Segment Open
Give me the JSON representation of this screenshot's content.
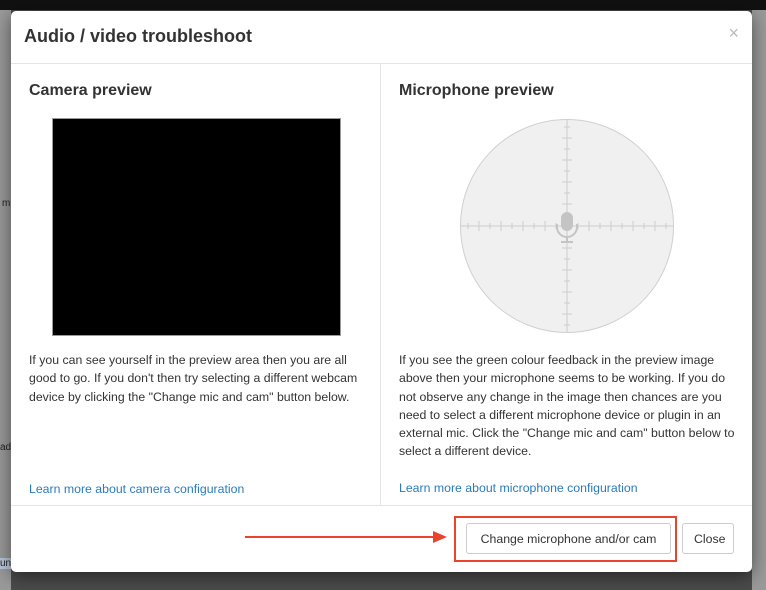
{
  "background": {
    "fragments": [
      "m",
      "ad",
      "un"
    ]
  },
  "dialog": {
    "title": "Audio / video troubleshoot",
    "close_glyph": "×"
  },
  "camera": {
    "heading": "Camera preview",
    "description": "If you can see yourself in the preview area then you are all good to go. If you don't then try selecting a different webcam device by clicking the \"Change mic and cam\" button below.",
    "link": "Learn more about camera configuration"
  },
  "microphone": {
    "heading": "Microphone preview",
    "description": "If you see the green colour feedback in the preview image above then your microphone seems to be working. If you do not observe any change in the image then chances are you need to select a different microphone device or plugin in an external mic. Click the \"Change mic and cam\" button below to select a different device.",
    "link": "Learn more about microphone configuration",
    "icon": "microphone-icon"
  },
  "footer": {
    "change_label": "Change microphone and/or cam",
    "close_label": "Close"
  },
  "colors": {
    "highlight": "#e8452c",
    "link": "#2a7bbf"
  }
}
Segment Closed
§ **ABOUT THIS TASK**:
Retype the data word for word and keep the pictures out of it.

§ **COMPLETED TASK**:
Give me the JSON representation of this screenshot's content.
{
  "background": {
    "fragments": [
      "m",
      "ad",
      "un"
    ]
  },
  "dialog": {
    "title": "Audio / video troubleshoot",
    "close_glyph": "×"
  },
  "camera": {
    "heading": "Camera preview",
    "description": "If you can see yourself in the preview area then you are all good to go. If you don't then try selecting a different webcam device by clicking the \"Change mic and cam\" button below.",
    "link": "Learn more about camera configuration"
  },
  "microphone": {
    "heading": "Microphone preview",
    "description": "If you see the green colour feedback in the preview image above then your microphone seems to be working. If you do not observe any change in the image then chances are you need to select a different microphone device or plugin in an external mic. Click the \"Change mic and cam\" button below to select a different device.",
    "link": "Learn more about microphone configuration",
    "icon": "microphone-icon"
  },
  "footer": {
    "change_label": "Change microphone and/or cam",
    "close_label": "Close"
  },
  "colors": {
    "highlight": "#e8452c",
    "link": "#2a7bbf"
  }
}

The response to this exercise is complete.